*Description of the task:* Search the entries below for the word "first", then copy each line in which it is found.
[Data excerpts]
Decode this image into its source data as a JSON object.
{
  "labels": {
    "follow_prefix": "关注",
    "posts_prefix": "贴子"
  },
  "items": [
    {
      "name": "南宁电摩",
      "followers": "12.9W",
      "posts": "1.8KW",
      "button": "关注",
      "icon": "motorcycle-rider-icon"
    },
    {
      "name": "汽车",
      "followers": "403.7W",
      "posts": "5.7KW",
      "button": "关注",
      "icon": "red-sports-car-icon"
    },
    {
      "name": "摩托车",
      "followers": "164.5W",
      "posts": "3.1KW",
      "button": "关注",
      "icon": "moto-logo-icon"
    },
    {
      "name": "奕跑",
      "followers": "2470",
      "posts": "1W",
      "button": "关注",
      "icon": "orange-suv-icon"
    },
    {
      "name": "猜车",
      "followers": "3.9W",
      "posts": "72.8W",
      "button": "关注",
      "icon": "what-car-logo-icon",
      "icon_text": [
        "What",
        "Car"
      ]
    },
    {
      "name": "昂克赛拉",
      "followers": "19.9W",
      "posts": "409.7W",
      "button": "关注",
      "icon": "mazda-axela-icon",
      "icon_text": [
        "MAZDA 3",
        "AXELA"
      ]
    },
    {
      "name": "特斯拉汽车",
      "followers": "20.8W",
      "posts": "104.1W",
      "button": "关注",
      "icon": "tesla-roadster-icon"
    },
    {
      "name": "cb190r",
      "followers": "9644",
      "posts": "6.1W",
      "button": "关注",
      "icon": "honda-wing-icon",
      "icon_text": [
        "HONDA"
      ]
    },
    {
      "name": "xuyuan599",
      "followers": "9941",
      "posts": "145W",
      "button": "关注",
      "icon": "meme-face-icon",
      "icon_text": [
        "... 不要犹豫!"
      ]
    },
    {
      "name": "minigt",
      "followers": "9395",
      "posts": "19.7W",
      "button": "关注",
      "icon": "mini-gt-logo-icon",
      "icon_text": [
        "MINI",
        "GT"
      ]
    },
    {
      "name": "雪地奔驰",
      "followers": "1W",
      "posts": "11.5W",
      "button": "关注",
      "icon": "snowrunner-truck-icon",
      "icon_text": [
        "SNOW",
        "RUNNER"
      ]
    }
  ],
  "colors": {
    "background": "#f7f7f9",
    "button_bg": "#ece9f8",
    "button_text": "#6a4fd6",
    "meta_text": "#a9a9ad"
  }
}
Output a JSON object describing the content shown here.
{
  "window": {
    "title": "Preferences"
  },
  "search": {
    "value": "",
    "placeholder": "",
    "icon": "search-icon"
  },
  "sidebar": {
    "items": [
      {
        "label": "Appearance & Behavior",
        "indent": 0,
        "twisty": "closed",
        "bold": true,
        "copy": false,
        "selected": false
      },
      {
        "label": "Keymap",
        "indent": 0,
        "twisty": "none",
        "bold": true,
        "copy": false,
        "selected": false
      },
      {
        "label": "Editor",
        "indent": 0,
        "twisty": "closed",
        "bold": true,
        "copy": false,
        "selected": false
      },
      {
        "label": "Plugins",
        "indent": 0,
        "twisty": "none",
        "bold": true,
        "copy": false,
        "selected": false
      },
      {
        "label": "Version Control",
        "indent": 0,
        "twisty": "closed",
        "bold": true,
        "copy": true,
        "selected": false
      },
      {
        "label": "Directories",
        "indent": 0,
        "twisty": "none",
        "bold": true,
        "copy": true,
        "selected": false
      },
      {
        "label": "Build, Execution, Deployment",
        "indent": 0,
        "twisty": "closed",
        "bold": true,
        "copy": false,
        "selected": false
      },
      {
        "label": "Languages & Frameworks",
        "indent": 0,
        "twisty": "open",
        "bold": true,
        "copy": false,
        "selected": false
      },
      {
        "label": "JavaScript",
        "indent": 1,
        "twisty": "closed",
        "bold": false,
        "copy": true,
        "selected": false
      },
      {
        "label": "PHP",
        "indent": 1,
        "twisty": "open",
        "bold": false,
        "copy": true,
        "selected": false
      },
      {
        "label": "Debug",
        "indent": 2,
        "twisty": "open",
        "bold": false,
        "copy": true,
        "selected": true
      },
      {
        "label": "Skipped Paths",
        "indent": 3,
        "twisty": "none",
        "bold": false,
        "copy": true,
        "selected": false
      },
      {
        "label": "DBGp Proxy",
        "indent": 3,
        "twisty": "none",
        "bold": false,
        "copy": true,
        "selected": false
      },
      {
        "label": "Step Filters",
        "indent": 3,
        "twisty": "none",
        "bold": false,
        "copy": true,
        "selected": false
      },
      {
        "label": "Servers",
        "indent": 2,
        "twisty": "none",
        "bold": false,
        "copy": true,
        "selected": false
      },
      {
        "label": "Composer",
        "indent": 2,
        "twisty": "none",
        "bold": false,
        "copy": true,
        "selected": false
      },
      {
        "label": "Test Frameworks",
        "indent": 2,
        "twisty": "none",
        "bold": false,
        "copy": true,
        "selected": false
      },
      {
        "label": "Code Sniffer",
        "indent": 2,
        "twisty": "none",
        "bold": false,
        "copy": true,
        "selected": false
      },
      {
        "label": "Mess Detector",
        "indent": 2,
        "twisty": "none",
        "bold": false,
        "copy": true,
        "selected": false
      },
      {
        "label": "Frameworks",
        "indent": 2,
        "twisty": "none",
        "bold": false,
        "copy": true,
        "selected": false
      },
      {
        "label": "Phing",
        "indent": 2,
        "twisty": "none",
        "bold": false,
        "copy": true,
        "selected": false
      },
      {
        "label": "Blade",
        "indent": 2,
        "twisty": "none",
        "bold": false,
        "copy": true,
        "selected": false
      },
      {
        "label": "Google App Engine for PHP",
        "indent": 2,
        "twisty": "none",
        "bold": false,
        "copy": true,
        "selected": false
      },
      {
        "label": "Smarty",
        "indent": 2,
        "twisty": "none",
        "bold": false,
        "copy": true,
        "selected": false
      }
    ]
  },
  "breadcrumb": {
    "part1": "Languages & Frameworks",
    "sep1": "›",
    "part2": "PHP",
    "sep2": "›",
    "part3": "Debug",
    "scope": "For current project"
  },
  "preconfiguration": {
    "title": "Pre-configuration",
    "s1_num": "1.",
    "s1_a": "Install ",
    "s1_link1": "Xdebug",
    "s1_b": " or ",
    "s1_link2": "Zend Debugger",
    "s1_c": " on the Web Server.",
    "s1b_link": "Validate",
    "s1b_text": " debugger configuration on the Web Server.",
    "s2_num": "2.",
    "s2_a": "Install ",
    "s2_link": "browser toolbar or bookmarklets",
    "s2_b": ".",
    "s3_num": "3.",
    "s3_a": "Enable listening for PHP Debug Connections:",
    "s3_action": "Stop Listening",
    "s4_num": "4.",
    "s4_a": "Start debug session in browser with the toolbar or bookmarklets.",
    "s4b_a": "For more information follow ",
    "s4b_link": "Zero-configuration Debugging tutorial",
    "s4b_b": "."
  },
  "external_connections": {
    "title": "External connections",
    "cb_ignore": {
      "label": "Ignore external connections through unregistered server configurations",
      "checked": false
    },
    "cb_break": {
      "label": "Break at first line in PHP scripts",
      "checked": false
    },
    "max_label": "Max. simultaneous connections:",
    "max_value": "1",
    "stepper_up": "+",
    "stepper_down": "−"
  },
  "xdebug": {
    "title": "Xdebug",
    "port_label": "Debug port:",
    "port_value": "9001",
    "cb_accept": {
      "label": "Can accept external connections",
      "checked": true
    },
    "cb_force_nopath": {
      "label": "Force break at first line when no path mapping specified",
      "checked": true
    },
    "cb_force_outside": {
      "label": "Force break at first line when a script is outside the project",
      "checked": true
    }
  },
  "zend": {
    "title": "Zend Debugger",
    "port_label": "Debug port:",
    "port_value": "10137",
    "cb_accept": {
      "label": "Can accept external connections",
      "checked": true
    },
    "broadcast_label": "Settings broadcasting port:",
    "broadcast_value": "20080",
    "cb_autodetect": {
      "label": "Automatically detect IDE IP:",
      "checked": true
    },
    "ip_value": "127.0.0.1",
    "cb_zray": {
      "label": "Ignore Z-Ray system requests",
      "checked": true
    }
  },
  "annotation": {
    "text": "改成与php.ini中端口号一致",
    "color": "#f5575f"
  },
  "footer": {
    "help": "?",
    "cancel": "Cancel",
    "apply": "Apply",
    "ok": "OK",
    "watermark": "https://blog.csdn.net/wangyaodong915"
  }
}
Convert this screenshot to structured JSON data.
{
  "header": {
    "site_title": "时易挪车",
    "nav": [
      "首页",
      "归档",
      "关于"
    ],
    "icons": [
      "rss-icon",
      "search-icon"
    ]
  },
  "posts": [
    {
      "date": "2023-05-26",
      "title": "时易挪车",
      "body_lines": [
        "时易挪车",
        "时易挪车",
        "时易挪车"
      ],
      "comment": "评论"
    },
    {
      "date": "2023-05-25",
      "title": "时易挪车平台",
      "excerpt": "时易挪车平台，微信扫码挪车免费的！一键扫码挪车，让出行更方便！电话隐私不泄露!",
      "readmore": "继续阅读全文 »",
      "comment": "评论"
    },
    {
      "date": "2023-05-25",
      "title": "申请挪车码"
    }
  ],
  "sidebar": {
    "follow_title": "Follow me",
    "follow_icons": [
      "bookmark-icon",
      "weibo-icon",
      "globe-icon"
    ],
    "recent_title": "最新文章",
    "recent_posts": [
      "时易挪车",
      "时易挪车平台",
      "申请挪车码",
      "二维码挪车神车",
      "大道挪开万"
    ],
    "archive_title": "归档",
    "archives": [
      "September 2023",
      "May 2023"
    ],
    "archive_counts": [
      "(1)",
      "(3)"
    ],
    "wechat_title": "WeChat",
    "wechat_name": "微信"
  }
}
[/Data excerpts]
*Exercise response:*
      "label": "Break at first line in PHP scripts",
      "label": "Force break at first line when no path mapping specified",
      "label": "Force break at first line when a script is outside the project",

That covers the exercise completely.